“Organic Salmon”: Is it Just a Name?
“Organic” salmon sounds healthy, but don’t be fooled by that word on the label. Currently, there is not a USDA organic standard for fish so essentially calling fish “organic” is meaningless. Organic standards for land animals require they must be fed organically grown feed. But that’s proven difficult to translate into fish. Wild fish eat whatever is in the wild, such as plankton, other fish, squid, eels, and shrimp, so there’s no way to know for sure that what they are eating is actually organic.
As for farmed fish, their feed varies greatly, but typically is composed of ground-up wild fish and other ingredients in a pellet. This goes back to the same issue: There is no way to regulate wild fish. The organic salmon that we see on the market is imported from foreign countries whose “organic” standards are far different from ours. The U.S. claims that it doesn’t have the ability to enforce these organic claims so the consumer is often left open to being duped. Foreign organic standards can be far different than what we would believe to be organic. Some foreign organic fish have been treated with toxic chemicals or fed non-organic feed.
In order to maintain the integrity of an organic label, Whole Foods will not to label anything as organic until the U.S. establishes standards for organic farmed fish and there is a “USDA organic” label. Instead, Whole Foods uses a “Responsibly Farmed” logo to show consumers that their product meets the chain’s own strict quality standards. This means feed that is free of antibiotics, pesticides, added hormones, by-products or preservatives, and environmentally sound, sustainable farming methods.

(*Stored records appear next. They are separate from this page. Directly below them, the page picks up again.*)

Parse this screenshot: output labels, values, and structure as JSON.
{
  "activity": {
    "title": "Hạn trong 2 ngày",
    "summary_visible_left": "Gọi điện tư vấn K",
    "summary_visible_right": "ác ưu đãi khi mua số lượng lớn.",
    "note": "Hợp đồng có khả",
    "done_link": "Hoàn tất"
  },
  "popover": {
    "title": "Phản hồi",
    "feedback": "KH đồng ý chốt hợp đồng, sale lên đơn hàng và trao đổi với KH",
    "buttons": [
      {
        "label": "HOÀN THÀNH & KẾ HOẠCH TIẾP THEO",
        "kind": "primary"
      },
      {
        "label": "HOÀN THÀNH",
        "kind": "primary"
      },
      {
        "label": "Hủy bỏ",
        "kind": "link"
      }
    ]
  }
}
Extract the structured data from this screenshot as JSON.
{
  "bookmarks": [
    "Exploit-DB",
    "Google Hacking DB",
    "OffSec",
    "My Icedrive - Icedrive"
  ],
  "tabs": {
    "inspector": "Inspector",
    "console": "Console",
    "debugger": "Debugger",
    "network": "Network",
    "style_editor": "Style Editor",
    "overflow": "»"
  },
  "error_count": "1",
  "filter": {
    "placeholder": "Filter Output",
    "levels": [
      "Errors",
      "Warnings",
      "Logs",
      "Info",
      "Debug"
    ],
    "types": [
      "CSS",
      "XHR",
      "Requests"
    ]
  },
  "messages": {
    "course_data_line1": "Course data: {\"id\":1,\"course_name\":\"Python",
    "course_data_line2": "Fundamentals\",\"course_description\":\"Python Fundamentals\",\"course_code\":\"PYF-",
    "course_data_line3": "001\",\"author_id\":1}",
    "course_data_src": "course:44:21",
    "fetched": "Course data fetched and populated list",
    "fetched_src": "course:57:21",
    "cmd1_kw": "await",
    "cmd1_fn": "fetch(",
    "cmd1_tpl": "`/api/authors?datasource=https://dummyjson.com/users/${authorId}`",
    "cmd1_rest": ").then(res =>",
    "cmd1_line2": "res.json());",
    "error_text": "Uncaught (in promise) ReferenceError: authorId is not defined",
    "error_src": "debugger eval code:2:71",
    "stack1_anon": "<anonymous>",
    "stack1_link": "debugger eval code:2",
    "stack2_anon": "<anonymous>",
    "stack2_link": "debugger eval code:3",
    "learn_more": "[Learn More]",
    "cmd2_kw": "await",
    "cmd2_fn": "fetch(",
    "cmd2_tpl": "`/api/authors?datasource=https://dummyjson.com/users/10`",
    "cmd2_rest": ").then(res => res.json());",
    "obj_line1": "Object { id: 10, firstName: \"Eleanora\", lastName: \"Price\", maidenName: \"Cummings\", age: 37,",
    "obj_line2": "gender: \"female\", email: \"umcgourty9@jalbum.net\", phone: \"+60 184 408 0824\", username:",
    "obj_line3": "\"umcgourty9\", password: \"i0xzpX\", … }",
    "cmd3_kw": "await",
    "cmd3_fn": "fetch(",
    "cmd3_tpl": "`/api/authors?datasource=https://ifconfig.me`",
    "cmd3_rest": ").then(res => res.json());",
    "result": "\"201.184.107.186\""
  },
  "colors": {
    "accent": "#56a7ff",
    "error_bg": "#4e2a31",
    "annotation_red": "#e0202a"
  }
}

The U.S. has become stricter with its farming regulations so practices have become safer. Let the buyer beware but the safest option may be to purchase wild Alaskan when available, even if it’s pricier. If farmed salmon is the only choice, knowing where your fish is coming from and the farming practices can help you make the best decision. Seafoodwatch.org has a user-friendly website that makes it easy to research your options before you head out to the store—or to pull up on your handheld device when you’re standing, confused, in front of the seafood case.